Exercise requirements → Search the listing for the word "description" and copy every line where it turns up.

Supplied data →
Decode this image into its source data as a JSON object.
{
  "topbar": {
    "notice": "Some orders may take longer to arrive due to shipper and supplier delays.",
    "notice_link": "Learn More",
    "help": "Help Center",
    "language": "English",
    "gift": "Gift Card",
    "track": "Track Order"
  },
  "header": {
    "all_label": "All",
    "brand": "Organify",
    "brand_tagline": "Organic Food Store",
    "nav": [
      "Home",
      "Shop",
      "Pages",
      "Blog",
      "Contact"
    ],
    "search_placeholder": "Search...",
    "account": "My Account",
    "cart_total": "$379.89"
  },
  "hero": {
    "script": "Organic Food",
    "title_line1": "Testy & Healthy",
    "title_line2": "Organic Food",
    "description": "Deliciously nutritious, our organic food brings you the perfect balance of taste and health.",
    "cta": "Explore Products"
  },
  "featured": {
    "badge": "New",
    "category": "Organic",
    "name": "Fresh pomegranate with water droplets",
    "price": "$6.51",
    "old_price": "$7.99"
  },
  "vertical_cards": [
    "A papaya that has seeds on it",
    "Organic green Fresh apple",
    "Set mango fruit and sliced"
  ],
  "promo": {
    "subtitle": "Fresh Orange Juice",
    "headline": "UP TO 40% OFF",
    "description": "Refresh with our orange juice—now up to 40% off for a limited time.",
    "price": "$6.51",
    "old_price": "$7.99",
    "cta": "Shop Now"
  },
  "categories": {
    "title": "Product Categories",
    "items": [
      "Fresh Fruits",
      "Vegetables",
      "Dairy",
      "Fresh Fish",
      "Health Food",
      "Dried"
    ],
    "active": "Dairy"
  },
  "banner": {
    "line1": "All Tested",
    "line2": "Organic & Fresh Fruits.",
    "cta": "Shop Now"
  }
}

Exercise answer →
    "description": "Deliciously nutritious, our organic food brings you the perfect balance of taste and health.",
    "description": "Refresh with our orange juice—now up to 40% off for a limited time.",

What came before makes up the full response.